Interview: Richard Thomas Steps Into Atticus's Shoes in To Kill a Mockingbird
Aaron Sorkin's stage version of Harper Lee's To Kill A Mockingbird has hit the road, with Richard Thomas taking on the cream-colored linen suit of Atticus Finch. During the show's first stop in Buffalo — ahead of 24 additional cities over the course of the year — we spoke to Thomas about getting to play the iconic role.
This conversation has been edited and condensed for clarity.
What is it like to be on a 25-city tour, knowing that each city will likely respond differently?
One of the fascinating things about touring is that you're playing an away game. They're not like tourists In New York, coming to see a show. You're coming into their homes. It's going to be particularly interesting since it's such familiar source material. Most people, I think, have some idea or memory of having read the book or have seen the movie. But the regional context is really important. And I'm very excited about that. The difference between the north and the south. The difference between the west and the east.
What it it like to build your own Atticus Finch, stepping into the shoes of actors like Gregory Peck on screen and Jeff Daniels onstage?
It's an interesting thing, doing the tour, because you're basically inhabiting someone else's world. These people have been working on this play for a very long time and have already solved a lot of the problems and figured out a lot of how it works and where it works. I want that information. I don't have this proprietary feeling about roles, that we have to start from scratch and I have to make all the choices. No. That's just baloney. That's what repertoire is. You're holding hands with the people who have done the part before. Why would you want to mess something which is already so good?
If the role is sufficiently complex and open, it will wrap itself around you, whoever you are and wherever you are in your life. And in that respect, everyone can play this part. You obviously have to have technical chops to do it, but that's to be expected. But in terms of interpretive stuff, a great role can be played in an incredibly different number of ways. And that's what's exciting. That's what'll be exciting about the next Atticus. I feel very close to him. But when that alchemy finally takes place and you've plugged in all the connectors that you do have with the part…It's an affinity. There are emotional affinities between the actor and certain roles. And I feel an affinity. I felt an affinity from the beginning.
I think the people who are familiar with this story are likely to be shocked by certain moments. Like when Jem asks Atticus which side he'd be on if the Civil War were now.

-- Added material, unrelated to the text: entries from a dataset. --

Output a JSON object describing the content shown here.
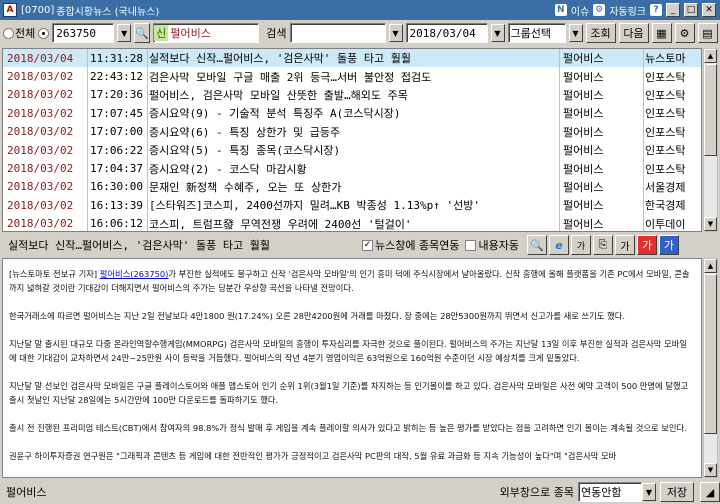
{
  "window": {
    "code": "[0700]",
    "title": "종합시황뉴스 (국내뉴스)",
    "icon_letter": "A",
    "right_items": [
      "N",
      "이슈",
      "자동링크",
      "?"
    ],
    "window_buttons": [
      "_",
      "□",
      "✕"
    ]
  },
  "toolbar": {
    "radio_all": "전체",
    "radio_single_selected": true,
    "stock_code": "263750",
    "stock_tag": "신",
    "stock_name": "펄어비스",
    "search_label": "검색",
    "search_value": "",
    "date": "2018/03/04",
    "group_select": "그룹선택",
    "btn_query": "조회",
    "btn_next": "다음",
    "icons": [
      "screen-icon",
      "gear-icon",
      "save-icon"
    ]
  },
  "news": [
    {
      "date": "2018/03/04",
      "time": "11:31:28",
      "headline": "실적보다 신작…펄어비스, '검은사막' 돌풍 타고 훨훨",
      "stock": "펄어비스",
      "source": "뉴스토마",
      "selected": true
    },
    {
      "date": "2018/03/02",
      "time": "22:43:12",
      "headline": "검은사막 모바일 구글 매출 2위 등극…서버 불안정 접검도",
      "stock": "펄어비스",
      "source": "인포스탁",
      "selected": false
    },
    {
      "date": "2018/03/02",
      "time": "17:20:36",
      "headline": "펄어비스, 검은사막 모바일 산뜻한 출발…해외도 주목",
      "stock": "펄어비스",
      "source": "인포스탁",
      "selected": false
    },
    {
      "date": "2018/03/02",
      "time": "17:07:45",
      "headline": "증시요약(9) - 기술적 분석 특징주 A(코스닥시장)",
      "stock": "펄어비스",
      "source": "인포스탁",
      "selected": false
    },
    {
      "date": "2018/03/02",
      "time": "17:07:00",
      "headline": "증시요약(6) - 특징 상한가 및 급등주",
      "stock": "펄어비스",
      "source": "인포스탁",
      "selected": false
    },
    {
      "date": "2018/03/02",
      "time": "17:06:22",
      "headline": "증시요약(5) - 특징 종목(코스닥시장)",
      "stock": "펄어비스",
      "source": "인포스탁",
      "selected": false
    },
    {
      "date": "2018/03/02",
      "time": "17:04:37",
      "headline": "증시요약(2) - 코스닥 마감시황",
      "stock": "펄어비스",
      "source": "인포스탁",
      "selected": false
    },
    {
      "date": "2018/03/02",
      "time": "16:30:00",
      "headline": "문재인 新정책 수혜주, 오는 또 상한가",
      "stock": "펄어비스",
      "source": "서울경제",
      "selected": false
    },
    {
      "date": "2018/03/02",
      "time": "16:13:39",
      "headline": "[스타워즈]코스피, 2400선까지 밀려…KB 박종성 1.13%p↑ '선방'",
      "stock": "펄어비스",
      "source": "한국경제",
      "selected": false
    },
    {
      "date": "2018/03/02",
      "time": "16:06:12",
      "headline": "코스피, 트럼프發 무역전쟁 우려에 2400선 '털걸이'",
      "stock": "펄어비스",
      "source": "이투데이",
      "selected": false
    }
  ],
  "detail": {
    "title": "실적보다 신작…펄어비스, '검은사막' 돌풍 타고 훨훨",
    "cb_popup": "뉴스창에 종목연동",
    "cb_popup_checked": true,
    "cb_content": "내용자동",
    "cb_content_checked": false,
    "tools": [
      "search-icon",
      "ie-icon",
      "font-size-icon",
      "copy-icon",
      "font-icon",
      "font-larger-icon",
      "font-smaller-icon"
    ],
    "tool_labels": [
      "🔍",
      "e",
      "가",
      "⎘",
      "가",
      "가",
      "가"
    ]
  },
  "article": {
    "p1_prefix": "[뉴스토마토 전보규 기자] ",
    "p1_link": "펄어비스(263750)",
    "p1_rest": "가 부진한 실적에도 불구하고 신작 '검은사막 모바일'의 인기 흥미 덕에 주식시장에서 날아올랐다. 신작 흥행에 올해 플랫폼을 기존 PC에서 모바일, 콘솔까지 넓혀갈 것이란 기대감이 더해지면서 펄어비스의 주가는 당분간 우상향 곡선을 나타낼 전망이다.",
    "p2": "한국거래소에 따르면 펄어비스는 지난 2일 전날보다 4만1800 원(17.24%) 오른 28만4200원에 거래를 마쳤다. 장 중에는 28만5300원까지 뛰면서 신고가를 새로 쓰기도 했다.",
    "p3": "지난달 말 출시된 대규모 다중 온라인역할수행게임(MMORPG) 검은사막 모바일의 흥행이 투자심리를 자극한 것으로 풀이된다. 펄어비스의 주가는 지난달 13일 이후 부진한 실적과 검은사막 모바일에 대한 기대감이 교차하면서 24만~25만원 사이 등락을 거듭했다. 펄어비스의 작년 4분기 영업이익은 63억원으로 160억원 수준이던 시장 예상치를 크게 밑돌았다.",
    "p4": "지난달 말 선보인 검은사막 모바일은 구글 플레이스토어와 애플 앱스토어 인기 순위 1위(3월1일 기준)를 차지하는 등 인기몰이를 하고 있다. 검은사막 모바일은 사전 예약 고객이 500 만명에 달했고 출시 첫날인 지난달 28일에는 5시간만에 100만 다운로드를 돌파하기도 했다.",
    "p5": "출시 전 진행된 프리미엄 테스트(CBT)에서 참여자의 98.8%가 정식 발매 후 게임을 계속 플레이할 의사가 있다고 밝히는 등 높은 평가를 받았다는 점을 고려하면 인기 몰이는 계속될 것으로 보인다.",
    "p6": "권윤구 하이투자증권 연구원은 \"그래픽과 콘텐츠 등 게임에 대한 전반적인 평가가 긍정적이고 검은사막 PC판의 대작, 5월 유료 과금화 등 지속 기능성이 높다\"며 \"검은사막 모바"
  },
  "bottom": {
    "stock_name": "펄어비스",
    "ext_label": "외부창으로 종목",
    "ext_select": "연동안함",
    "save_btn": "저장"
  }
}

The beauty of what Aaron has done to that relationship is that he's built, from the very first scene, a growing conflict between the boy and his father. It's a classic trope of the son having to declare independence and the father resisting, continuing to treat him like a boy when he's actually growing into a man. Aaron has tracked it beautifully throughout the whole piece to come to a head with the verbal confrontation where Atticus finally has to say, "We'll, you're a man now, aren't you?" I have two sons. I understand it.
When he asks that specific question about hiding under the bed, I think that Atticus is trying to be light about something that he has just learned about himself which is the distance between his aspirational goodness and the realities of the world. The play is not only about the loss of innocence in the children. But it's also really, in Aaron's version, the loss of innocence of Atticus as well. When he says, "Smaller armies have changed the world," it's a reconfiguration of one's sense of community.
Aaron Sorkin's language is very particular. What is it like to learn?
First of all, his ear for the Southern dialect is delicious and makes it so easy to play — inflection and cadence and rhythm and all that. He knows exactly how to build short lines with long lines together within the context of one speech. His punctuation is very specific. You have his monosyllabic lines followed by long, long lines that are delicious to play on one breath. Everything he writes is moving forward so that as an actor you always want to say the next thing.
Just like Shakespeare's verse is easier to learn than his prose; the prose is intended to be more of a thicket of words and is more difficult to speak.
Can you give me an example?
When he goes to Tom's cell for the first time and meets him, he has a line where he says, "Tom, the very last thing I want in the world is to be your lawyer right now." End of sentence. "A negro man, white teenage girl. I wouldn't be going in with a winning hand." Full sentence. "But I'm compelled to defend you as an officer of the court. And in that capacity, I have taken a solemn oath to give you my best counsel, which is that you must not plead guilty and go to jail for a crime you did not and could not commit." That's one line.
You see the set up: I don't want to be your lawyer. Here's the second setup: why I don't want to be your lawyer. "This is what I don't want. Here's why. But here's what I have to do." In the "here's what I have to do," that's all woven together in one line that moves absolutely forward to the end. And the cherry on top is after he does that long, long, long, long line, he has a five-word sentence, "I believe in the law."
So you see the music of that. Fantastic, right? Just fantastic. And it's fun to play. See that's the other thing, there's relish in it. There's relish in the argument. All you really have to do is give yourself over to the writing. And that's what every actor prays for. Because we have enough to do!